William S. Burroughs

The elder statesman of literature's Beat Generation -- and, by extension, of the American underground culture -- few figures outside of the musical sphere exerted a greater influence over rock & roll than novelist William S. Burroughs. A provocative, controversial figure famed for his unique cut-up prose aesthetic, Burroughs lived the rock lifestyle years before the music itself was even created; the ultimate outsider, he existed on the dark fringes of society in a haze of drugs, guns, and violence, remaining a patron saint of hipsterdom until his dying day.
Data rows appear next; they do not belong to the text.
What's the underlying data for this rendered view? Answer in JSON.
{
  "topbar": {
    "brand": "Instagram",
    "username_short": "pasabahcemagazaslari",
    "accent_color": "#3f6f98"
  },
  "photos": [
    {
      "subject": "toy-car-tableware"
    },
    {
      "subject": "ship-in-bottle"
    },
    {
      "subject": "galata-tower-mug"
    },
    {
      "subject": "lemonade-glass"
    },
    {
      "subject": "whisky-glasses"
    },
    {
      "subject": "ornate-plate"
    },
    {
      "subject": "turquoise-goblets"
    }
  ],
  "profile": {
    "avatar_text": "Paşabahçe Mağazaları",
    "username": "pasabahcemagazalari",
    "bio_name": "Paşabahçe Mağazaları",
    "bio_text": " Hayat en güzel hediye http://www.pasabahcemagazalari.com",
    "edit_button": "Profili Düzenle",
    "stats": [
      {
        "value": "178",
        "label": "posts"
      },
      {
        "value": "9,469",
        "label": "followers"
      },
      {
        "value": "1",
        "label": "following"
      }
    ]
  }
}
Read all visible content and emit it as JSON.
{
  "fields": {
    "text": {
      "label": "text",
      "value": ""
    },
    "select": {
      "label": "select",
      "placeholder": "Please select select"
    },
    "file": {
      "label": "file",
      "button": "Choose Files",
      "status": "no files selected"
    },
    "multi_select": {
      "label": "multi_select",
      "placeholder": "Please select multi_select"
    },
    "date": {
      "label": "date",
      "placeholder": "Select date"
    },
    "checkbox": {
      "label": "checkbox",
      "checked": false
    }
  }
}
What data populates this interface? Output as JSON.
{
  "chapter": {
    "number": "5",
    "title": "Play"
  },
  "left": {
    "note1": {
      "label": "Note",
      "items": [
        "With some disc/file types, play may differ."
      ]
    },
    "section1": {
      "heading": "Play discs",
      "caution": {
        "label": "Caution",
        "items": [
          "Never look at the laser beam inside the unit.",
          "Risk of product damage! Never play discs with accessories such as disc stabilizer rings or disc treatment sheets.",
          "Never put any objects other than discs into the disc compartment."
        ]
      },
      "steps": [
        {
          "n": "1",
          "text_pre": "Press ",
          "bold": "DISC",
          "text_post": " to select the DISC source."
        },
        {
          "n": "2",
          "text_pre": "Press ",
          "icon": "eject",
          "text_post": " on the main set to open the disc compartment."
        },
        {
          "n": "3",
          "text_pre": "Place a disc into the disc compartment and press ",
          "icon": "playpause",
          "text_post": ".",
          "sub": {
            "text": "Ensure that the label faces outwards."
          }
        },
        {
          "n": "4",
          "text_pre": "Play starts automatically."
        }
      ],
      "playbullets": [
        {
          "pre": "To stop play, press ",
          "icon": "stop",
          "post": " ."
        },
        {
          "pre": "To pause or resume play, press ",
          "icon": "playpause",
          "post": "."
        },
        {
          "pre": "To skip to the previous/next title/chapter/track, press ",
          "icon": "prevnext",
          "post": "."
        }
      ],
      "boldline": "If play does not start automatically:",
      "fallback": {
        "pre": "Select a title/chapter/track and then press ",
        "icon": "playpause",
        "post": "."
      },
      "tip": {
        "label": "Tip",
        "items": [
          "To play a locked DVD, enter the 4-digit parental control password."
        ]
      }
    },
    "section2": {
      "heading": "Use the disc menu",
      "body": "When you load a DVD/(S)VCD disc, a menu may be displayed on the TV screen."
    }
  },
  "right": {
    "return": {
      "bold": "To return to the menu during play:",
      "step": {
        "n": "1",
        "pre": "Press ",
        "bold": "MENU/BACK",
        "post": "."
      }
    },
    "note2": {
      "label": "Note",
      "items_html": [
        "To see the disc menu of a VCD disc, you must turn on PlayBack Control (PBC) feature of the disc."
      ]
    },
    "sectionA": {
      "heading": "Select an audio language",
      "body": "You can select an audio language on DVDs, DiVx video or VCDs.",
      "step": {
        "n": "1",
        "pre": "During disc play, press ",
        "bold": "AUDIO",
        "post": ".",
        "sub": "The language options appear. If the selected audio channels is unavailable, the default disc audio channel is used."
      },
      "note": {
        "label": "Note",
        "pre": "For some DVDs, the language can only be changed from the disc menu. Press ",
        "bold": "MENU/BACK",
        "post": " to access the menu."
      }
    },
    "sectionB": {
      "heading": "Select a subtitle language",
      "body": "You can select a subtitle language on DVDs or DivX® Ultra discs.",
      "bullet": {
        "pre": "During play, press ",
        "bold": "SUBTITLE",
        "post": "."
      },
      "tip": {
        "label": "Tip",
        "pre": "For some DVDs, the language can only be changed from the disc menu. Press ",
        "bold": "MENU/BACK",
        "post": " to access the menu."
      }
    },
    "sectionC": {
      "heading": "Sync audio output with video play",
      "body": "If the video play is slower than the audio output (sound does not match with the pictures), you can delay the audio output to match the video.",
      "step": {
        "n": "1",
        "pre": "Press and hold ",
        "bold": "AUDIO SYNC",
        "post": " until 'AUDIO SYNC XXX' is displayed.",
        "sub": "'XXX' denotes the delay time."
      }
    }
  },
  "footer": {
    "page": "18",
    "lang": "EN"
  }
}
Ultimately, Burroughs' hold on the popular culture was extraordinary: few artists failed to credit him as an inspiration, and while bands like Steely Dan and the Soft Machine adopted their names from his turns-of-phrase, younger artists like Kurt Cobain and the Disposable Heroes of Hiphoprisy lined up to offer musical support for his occasional excursions into spoken word performing.